[DATASET EXTRACT Boundary: Start]

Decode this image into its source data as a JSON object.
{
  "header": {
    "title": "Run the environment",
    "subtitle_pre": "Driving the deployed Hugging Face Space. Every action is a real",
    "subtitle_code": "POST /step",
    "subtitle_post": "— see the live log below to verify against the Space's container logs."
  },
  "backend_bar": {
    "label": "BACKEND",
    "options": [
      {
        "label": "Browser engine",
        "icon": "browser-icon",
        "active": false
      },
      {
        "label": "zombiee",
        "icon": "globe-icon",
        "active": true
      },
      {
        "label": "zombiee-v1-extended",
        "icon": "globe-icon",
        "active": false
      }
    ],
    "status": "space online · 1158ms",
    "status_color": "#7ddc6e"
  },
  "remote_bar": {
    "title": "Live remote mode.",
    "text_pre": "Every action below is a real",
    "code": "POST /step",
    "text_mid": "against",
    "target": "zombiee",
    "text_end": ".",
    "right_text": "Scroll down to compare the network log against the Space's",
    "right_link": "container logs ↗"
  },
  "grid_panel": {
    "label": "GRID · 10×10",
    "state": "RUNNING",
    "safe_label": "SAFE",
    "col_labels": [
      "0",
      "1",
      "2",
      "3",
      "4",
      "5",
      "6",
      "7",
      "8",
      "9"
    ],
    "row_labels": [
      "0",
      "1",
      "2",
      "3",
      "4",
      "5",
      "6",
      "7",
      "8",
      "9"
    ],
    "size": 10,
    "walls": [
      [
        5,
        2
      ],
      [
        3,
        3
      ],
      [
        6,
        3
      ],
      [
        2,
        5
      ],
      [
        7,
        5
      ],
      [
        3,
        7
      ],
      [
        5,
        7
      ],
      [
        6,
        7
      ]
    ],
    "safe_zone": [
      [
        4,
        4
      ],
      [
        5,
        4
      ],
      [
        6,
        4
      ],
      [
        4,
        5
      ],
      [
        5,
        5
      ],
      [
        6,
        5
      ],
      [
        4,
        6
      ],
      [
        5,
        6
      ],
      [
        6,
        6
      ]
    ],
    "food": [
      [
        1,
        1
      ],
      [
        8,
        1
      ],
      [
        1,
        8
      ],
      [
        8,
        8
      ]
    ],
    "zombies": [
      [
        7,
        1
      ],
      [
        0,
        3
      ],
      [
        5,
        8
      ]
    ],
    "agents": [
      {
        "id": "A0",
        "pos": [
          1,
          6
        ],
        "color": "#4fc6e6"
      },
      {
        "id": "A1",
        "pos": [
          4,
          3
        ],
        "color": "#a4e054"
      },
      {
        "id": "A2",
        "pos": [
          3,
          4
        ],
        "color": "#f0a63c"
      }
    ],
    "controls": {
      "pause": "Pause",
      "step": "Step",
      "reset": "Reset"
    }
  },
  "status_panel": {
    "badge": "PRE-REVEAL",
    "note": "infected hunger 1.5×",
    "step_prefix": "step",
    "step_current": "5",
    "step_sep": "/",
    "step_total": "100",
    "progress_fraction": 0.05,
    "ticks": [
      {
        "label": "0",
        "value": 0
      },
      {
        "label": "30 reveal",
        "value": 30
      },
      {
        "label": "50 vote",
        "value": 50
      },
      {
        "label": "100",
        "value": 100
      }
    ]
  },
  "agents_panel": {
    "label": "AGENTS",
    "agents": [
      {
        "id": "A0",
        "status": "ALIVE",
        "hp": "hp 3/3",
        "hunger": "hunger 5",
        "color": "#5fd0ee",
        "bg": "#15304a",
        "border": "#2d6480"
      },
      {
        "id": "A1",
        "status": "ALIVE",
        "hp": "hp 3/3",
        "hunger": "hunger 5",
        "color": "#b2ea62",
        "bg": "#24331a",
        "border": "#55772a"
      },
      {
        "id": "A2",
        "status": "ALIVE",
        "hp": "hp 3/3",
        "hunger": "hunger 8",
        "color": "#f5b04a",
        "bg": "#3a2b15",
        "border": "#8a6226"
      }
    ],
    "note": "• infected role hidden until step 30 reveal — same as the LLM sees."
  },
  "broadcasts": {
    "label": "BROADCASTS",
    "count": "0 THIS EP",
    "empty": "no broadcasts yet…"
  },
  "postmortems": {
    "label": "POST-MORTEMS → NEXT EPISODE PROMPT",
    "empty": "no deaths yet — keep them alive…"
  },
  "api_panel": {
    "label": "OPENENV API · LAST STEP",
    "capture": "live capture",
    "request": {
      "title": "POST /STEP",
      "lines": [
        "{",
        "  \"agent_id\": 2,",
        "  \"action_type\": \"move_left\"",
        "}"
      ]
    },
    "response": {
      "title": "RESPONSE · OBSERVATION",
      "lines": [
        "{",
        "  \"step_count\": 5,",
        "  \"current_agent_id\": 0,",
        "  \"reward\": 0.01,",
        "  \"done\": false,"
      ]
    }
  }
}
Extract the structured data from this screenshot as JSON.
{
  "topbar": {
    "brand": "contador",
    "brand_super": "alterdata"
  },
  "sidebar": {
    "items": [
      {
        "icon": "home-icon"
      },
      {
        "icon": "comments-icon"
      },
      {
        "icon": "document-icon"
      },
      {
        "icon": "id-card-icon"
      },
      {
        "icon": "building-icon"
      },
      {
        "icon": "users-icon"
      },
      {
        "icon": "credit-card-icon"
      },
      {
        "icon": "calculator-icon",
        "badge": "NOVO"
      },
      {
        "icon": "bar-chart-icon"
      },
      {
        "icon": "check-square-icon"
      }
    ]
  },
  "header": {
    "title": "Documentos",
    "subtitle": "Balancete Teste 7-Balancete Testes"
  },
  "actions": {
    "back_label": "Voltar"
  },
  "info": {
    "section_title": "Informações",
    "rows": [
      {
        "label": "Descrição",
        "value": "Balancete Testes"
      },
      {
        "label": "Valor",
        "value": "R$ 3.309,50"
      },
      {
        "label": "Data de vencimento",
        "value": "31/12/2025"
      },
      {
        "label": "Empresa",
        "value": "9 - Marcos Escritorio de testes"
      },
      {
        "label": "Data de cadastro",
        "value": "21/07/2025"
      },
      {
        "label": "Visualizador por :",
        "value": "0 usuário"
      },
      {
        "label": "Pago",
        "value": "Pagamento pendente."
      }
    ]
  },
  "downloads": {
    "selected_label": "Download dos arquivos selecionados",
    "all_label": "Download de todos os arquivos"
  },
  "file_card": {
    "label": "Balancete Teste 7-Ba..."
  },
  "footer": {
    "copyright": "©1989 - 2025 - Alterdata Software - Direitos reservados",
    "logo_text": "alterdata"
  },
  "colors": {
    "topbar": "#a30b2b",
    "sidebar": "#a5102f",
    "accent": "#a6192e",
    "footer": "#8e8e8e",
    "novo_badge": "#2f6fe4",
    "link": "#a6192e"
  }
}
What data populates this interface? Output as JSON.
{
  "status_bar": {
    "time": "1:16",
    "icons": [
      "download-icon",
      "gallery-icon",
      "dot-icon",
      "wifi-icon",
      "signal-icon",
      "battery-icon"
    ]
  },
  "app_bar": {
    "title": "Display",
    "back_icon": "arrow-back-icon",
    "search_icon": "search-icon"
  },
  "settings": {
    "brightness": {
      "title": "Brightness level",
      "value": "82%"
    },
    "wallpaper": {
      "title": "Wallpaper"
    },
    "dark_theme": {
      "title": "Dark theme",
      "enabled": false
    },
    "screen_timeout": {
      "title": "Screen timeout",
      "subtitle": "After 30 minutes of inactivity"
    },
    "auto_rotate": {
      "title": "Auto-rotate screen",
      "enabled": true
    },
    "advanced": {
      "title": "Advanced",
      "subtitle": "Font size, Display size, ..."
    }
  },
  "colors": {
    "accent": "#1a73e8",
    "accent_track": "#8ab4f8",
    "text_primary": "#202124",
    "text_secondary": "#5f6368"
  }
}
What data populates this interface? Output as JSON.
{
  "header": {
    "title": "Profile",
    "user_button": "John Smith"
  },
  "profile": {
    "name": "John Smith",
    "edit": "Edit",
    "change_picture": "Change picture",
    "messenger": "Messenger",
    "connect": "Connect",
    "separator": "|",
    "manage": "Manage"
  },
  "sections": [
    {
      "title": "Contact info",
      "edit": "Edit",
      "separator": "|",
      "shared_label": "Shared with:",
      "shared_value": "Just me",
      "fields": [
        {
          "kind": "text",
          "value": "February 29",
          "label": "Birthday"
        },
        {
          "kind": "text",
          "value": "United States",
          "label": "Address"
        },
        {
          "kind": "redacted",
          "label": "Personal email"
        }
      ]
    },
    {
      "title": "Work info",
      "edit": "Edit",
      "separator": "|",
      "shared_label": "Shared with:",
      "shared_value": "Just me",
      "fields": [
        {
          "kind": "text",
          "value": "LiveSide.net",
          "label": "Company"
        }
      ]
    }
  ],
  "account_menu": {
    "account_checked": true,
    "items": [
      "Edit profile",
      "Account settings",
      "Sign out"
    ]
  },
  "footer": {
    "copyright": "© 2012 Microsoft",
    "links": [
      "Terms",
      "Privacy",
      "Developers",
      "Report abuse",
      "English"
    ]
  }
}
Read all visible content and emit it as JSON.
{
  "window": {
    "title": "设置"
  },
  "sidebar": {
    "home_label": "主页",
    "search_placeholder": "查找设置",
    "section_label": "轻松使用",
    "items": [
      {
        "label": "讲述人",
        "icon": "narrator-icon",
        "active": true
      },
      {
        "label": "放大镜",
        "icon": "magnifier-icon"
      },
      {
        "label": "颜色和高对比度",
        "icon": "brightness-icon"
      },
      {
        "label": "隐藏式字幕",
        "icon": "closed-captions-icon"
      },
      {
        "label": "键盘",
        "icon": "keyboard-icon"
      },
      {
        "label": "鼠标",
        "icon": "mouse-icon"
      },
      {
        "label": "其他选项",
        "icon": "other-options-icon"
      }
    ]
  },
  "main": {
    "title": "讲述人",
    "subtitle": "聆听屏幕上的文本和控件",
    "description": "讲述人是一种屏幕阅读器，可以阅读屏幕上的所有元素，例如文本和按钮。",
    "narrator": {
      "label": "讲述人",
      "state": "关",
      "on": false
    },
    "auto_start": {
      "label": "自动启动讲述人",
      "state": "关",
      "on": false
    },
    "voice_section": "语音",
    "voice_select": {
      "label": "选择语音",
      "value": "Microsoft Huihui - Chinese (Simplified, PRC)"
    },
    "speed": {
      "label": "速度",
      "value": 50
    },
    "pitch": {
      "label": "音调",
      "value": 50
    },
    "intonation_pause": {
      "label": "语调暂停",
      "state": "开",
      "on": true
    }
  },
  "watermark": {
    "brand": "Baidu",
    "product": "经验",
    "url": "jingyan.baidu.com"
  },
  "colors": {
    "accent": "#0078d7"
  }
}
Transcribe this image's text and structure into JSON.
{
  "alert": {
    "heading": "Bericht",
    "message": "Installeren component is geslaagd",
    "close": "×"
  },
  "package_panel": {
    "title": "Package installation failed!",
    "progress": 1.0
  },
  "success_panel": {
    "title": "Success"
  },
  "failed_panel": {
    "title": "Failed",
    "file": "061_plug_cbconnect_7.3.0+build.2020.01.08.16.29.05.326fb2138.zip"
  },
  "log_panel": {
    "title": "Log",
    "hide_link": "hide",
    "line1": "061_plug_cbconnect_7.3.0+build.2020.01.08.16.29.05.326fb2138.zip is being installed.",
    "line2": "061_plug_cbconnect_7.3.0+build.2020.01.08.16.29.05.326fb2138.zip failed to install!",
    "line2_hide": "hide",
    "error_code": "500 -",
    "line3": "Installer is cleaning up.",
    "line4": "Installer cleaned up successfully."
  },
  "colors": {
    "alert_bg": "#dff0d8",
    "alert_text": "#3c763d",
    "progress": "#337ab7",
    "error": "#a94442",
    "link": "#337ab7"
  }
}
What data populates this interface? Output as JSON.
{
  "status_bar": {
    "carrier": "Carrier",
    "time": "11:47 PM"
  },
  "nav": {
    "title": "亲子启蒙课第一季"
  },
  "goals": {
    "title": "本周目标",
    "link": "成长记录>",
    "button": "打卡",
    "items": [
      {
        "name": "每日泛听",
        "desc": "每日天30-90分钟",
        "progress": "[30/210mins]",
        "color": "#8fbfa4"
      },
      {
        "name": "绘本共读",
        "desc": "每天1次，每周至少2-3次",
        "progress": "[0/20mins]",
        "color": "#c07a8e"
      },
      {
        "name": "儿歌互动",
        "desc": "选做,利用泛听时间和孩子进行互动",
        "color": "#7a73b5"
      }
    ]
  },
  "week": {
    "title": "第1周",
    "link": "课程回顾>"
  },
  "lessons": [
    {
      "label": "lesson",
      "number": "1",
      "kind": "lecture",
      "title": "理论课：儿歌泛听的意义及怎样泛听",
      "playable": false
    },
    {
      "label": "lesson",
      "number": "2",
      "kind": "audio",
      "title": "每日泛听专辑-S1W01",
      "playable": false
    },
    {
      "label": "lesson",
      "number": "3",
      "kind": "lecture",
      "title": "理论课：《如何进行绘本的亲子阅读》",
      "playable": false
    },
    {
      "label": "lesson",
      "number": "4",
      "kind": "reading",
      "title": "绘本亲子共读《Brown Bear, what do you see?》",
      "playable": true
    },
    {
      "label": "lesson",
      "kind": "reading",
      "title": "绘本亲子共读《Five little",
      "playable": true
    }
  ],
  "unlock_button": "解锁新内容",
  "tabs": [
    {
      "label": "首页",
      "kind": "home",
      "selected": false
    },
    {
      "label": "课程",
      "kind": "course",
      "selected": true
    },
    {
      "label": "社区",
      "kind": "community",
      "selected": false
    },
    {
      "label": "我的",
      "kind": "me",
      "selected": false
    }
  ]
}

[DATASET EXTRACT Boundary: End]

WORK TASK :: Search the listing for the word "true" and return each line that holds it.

TASK RESPONSE ::
        "active": true
      "enabled": true
    "account_checked": true,
        "active": true
      "on": true
      "playable": true
      "playable": true
      "selected": true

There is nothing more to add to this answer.